──────── INPUT DATA ────────

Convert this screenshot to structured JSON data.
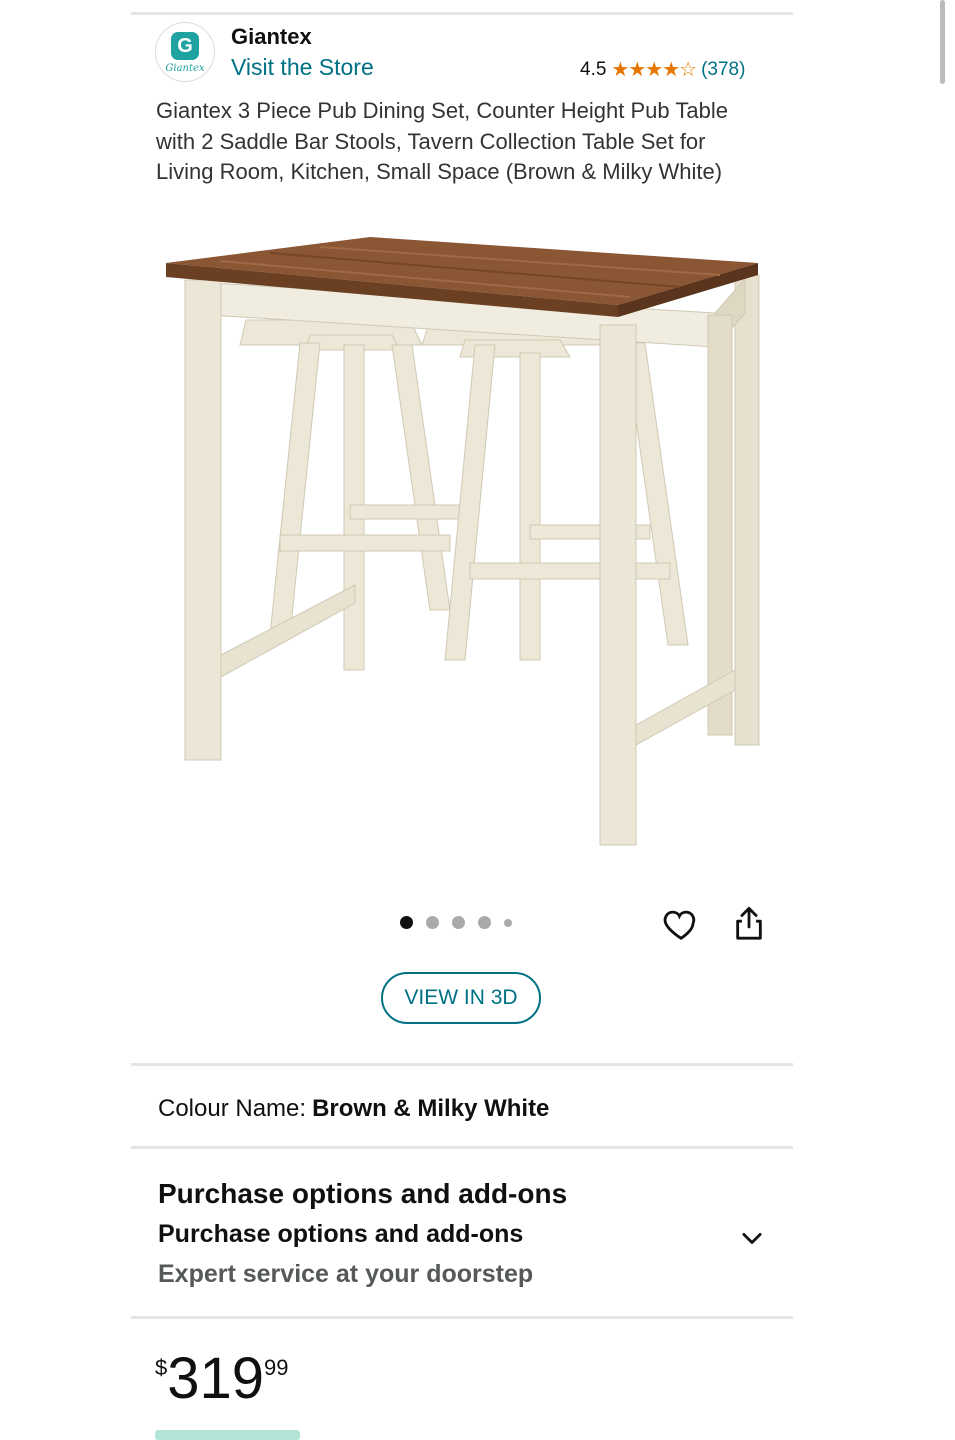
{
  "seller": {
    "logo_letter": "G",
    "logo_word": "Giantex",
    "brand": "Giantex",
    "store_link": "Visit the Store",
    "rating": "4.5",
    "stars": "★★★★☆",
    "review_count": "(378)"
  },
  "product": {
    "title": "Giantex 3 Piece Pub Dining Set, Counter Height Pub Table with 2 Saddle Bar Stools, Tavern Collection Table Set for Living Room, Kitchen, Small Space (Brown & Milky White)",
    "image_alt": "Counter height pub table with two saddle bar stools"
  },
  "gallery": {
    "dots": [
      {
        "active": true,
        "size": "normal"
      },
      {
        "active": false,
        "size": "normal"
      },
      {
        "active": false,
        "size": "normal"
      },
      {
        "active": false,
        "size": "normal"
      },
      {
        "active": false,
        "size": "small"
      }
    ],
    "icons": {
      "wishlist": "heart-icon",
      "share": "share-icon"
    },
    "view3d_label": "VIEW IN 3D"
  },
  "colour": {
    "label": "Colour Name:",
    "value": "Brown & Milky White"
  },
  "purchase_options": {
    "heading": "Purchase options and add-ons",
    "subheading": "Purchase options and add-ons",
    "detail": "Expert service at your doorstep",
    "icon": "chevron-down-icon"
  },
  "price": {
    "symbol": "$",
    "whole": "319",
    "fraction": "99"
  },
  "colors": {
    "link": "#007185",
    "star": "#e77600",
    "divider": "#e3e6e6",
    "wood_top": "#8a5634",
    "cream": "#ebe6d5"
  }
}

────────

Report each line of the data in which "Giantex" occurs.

    "logo_word": "Giantex",
    "brand": "Giantex",
    "title": "Giantex 3 Piece Pub Dining Set, Counter Height Pub Table with 2 Saddle Bar Stools, Tavern Collection Table Set for Living Room, Kitchen, Small Space (Brown & Milky White)",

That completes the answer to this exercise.